Lastly, by observing the workplace norms and practices of the organization, and interacting with numerous colleagues, I was able to reflect on various workplace issues. What made teams successful? How do we motivate employees to be engaged and productive in their work? How should we manage and lead people in the workplace -- and how is it different from student leadership in a university environment?

Looking back on my internship, it was a learning experience in the most unexpected ways that added to the diversity of experiences I seek in my university journey. I'm looking forward to my next internship in another government agency!" - Cassandra Pee (FASS / Political Science + USP)

USP Alumni Mentors Programme

The USP Alumni Mentors Programme provides a platform whereby a more experienced and knowledgeable person (mentor – alumni), helps to guide a less experienced and knowledgeable person (mentee - student) to support the mentee’s career goal, aligned with his or her life purpose (values) and passion (interest).

The alumni mentors are volunteers from a network of USP graduates. They bring along with them a wealth of experience, skills and knowledge from various industries and specializations.

The mentees (USP students) have the opportunity to be mentored by the USP alumni mentors who were once in the students’ shoes and how they can leverage on their strengths as USP students. The mentoring programme also provides a platform for the mentees to learn more about their desired future career.

The USP alumni mentors provide career guidance, encouragement and sharing of knowledge in their field of specialization with the objective of helping the mentees become more career-ready and future-ready.

Cassandra and Mentor

Cassandra is interested in Public Policy geared towards social issues in Singapore. For her, a mentor is someone who does not just share information, but is able to build a relationship with a student. "I would see my mentor partly as a teacher; not only guiding me in terms of work experiences, but also teaching me the ways of life."

Qijian and Mentor

Qijian is interested in learning more about the financial industry. For him, a mentor is someone who has walked a path of life that he would like to walk as well.

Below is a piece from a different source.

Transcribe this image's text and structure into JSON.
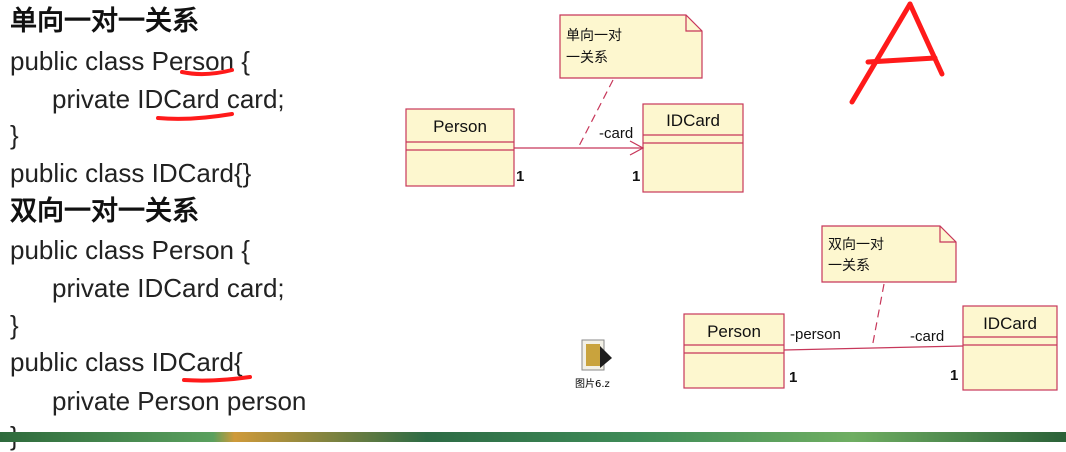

He hopes to glean insight from the life experiences of his mentor, “especially the stories, because that's what makes [life] interesting”.

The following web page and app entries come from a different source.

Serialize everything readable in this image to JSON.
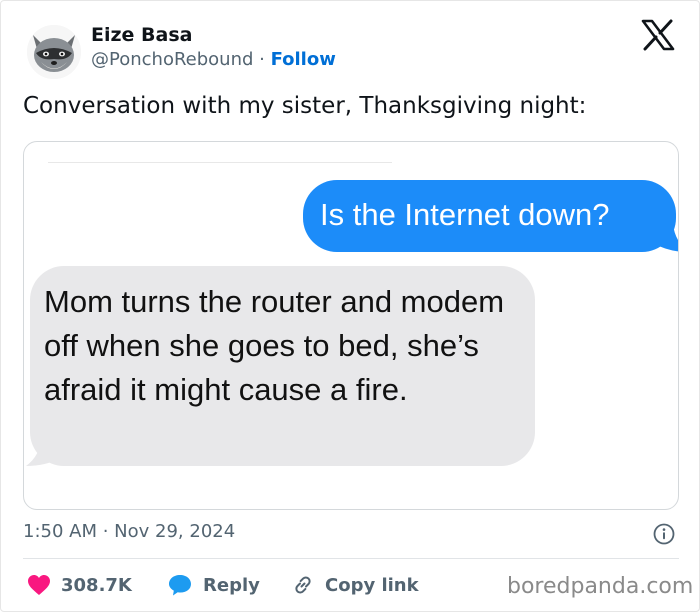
{
  "author": {
    "name": "Eize Basa",
    "handle": "@PonchoRebound",
    "separator": " · ",
    "follow_label": "Follow"
  },
  "platform_icon": "x-logo-icon",
  "tweet": {
    "text": "Conversation with my sister, Thanksgiving night:"
  },
  "media": {
    "outgoing_message": "Is the Internet down?",
    "incoming_message": "Mom turns the router and modem off when she goes to bed, she’s afraid it might cause a fire.",
    "outgoing_color": "#1c8cf9",
    "incoming_color": "#e8e8ea"
  },
  "meta": {
    "time": "1:50 AM",
    "separator": " · ",
    "date": "Nov 29, 2024"
  },
  "actions": {
    "likes": "308.7K",
    "reply_label": "Reply",
    "copy_label": "Copy link"
  },
  "colors": {
    "like": "#f91880",
    "reply": "#1d9bf0",
    "follow": "#006fd6",
    "muted": "#536471"
  },
  "watermark": "boredpanda.com"
}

Postgrad Talk 01A postgraduate education talk conducted by Imperial College London.

Postgrad Talk 02A postgraduate education talk conducted by King’s College London.

Postgrad Talk 03A postgraduate education talk conducted by SOAS University of London.

Postgrad Talk 04A postgraduate education talk conducted by University College London.

For USP students who wish to pursue postgraduate studies, our professors provide advice to guide the students in their decision-making.

Some of the universities that USP have partnered with include London School of Economics & Political Science (LSE), University College London (UCL), Imperial College London (ICL), King’s College London (KCL), SOAS University of London, Georgetown University, The Yenching Academy of Peking University and Duke NUS Graduate Medical School.

The USP career services support the students by collaborating with other universities to conduct postgraduate education talks to help them make informed decision.

Every student has distinctive characteristics and qualities, which influence their thinking, preferences and behaviour. The personality profiling help students to increase self-awareness of their behaviour, identify their strengths, whilst recognising potential limitations and blind spots.

This self-awareness is to help students to better understand themselves and learn to adapt their behaviours to others as they prepare for working life.

For USP students who wish to understand their personality profile, they can schedule an appointment with Alfred Lim of USP Career Services at .